**Exercise prompt**: Each entry listed below should be reproduced word for word.

[Records from a data collection]
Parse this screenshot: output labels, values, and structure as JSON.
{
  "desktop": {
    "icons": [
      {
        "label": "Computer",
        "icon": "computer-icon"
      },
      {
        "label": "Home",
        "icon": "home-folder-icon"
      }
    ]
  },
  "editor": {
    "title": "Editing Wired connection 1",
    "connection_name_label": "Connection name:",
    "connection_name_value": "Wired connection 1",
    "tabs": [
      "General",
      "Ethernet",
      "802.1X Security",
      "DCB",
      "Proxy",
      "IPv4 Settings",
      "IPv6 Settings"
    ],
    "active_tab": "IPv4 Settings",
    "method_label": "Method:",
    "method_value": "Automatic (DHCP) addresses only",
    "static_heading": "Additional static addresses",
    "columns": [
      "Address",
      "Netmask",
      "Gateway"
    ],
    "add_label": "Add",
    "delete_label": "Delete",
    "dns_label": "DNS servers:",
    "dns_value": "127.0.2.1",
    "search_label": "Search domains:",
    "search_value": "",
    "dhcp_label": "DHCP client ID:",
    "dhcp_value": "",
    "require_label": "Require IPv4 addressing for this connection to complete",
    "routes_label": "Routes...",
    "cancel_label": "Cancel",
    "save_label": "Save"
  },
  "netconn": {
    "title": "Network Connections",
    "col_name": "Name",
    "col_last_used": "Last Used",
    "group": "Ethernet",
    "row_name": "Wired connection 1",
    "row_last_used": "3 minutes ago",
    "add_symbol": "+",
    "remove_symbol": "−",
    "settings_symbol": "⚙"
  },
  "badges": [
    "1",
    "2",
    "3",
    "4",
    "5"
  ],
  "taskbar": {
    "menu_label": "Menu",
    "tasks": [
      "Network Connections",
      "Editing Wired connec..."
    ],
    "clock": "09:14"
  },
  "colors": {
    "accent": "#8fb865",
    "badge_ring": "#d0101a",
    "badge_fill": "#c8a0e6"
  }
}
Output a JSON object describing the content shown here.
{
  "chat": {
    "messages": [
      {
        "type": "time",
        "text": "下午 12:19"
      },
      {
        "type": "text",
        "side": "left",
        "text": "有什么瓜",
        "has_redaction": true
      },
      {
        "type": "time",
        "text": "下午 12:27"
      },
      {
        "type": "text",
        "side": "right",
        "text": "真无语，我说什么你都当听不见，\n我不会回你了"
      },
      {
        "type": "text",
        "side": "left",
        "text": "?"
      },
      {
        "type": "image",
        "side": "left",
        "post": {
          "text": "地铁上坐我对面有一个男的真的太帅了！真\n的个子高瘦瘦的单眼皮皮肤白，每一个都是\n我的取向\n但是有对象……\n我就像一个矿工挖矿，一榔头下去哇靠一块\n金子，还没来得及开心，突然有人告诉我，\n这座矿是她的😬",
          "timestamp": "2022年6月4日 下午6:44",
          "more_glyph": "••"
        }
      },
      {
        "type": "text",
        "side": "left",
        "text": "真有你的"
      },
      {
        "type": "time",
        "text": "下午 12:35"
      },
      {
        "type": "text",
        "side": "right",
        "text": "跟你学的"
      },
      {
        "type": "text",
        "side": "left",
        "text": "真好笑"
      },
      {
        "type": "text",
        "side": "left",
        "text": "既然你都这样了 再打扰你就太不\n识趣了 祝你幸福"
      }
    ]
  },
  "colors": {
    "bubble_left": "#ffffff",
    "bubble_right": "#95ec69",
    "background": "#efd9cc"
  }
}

**Written answer**:
Parse this screenshot: output labels, values, and structure as JSON.
{
  "desktop": {
    "icons": [
      {
        "label": "Computer",
        "icon": "computer-icon"
      },
      {
        "label": "Home",
        "icon": "home-folder-icon"
      }
    ]
  },
  "editor": {
    "title": "Editing Wired connection 1",
    "connection_name_label": "Connection name:",
    "connection_name_value": "Wired connection 1",
    "tabs": [
      "General",
      "Ethernet",
      "802.1X Security",
      "DCB",
      "Proxy",
      "IPv4 Settings",
      "IPv6 Settings"
    ],
    "active_tab": "IPv4 Settings",
    "method_label": "Method:",
    "method_value": "Automatic (DHCP) addresses only",
    "static_heading": "Additional static addresses",
    "columns": [
      "Address",
      "Netmask",
      "Gateway"
    ],
    "add_label": "Add",
    "delete_label": "Delete",
    "dns_label": "DNS servers:",
    "dns_value": "127.0.2.1",
    "search_label": "Search domains:",
    "search_value": "",
    "dhcp_label": "DHCP client ID:",
    "dhcp_value": "",
    "require_label": "Require IPv4 addressing for this connection to complete",
    "routes_label": "Routes...",
    "cancel_label": "Cancel",
    "save_label": "Save"
  },
  "netconn": {
    "title": "Network Connections",
    "col_name": "Name",
    "col_last_used": "Last Used",
    "group": "Ethernet",
    "row_name": "Wired connection 1",
    "row_last_used": "3 minutes ago",
    "add_symbol": "+",
    "remove_symbol": "−",
    "settings_symbol": "⚙"
  },
  "badges": [
    "1",
    "2",
    "3",
    "4",
    "5"
  ],
  "taskbar": {
    "menu_label": "Menu",
    "tasks": [
      "Network Connections",
      "Editing Wired connec..."
    ],
    "clock": "09:14"
  },
  "colors": {
    "accent": "#8fb865",
    "badge_ring": "#d0101a",
    "badge_fill": "#c8a0e6"
  }
}
Output a JSON object describing the content shown here.
{
  "chat": {
    "messages": [
      {
        "type": "time",
        "text": "下午 12:19"
      },
      {
        "type": "text",
        "side": "left",
        "text": "有什么瓜",
        "has_redaction": true
      },
      {
        "type": "time",
        "text": "下午 12:27"
      },
      {
        "type": "text",
        "side": "right",
        "text": "真无语，我说什么你都当听不见，\n我不会回你了"
      },
      {
        "type": "text",
        "side": "left",
        "text": "?"
      },
      {
        "type": "image",
        "side": "left",
        "post": {
          "text": "地铁上坐我对面有一个男的真的太帅了！真\n的个子高瘦瘦的单眼皮皮肤白，每一个都是\n我的取向\n但是有对象……\n我就像一个矿工挖矿，一榔头下去哇靠一块\n金子，还没来得及开心，突然有人告诉我，\n这座矿是她的😬",
          "timestamp": "2022年6月4日 下午6:44",
          "more_glyph": "••"
        }
      },
      {
        "type": "text",
        "side": "left",
        "text": "真有你的"
      },
      {
        "type": "time",
        "text": "下午 12:35"
      },
      {
        "type": "text",
        "side": "right",
        "text": "跟你学的"
      },
      {
        "type": "text",
        "side": "left",
        "text": "真好笑"
      },
      {
        "type": "text",
        "side": "left",
        "text": "既然你都这样了 再打扰你就太不\n识趣了 祝你幸福"
      }
    ]
  },
  "colors": {
    "bubble_left": "#ffffff",
    "bubble_right": "#95ec69",
    "background": "#efd9cc"
  }
}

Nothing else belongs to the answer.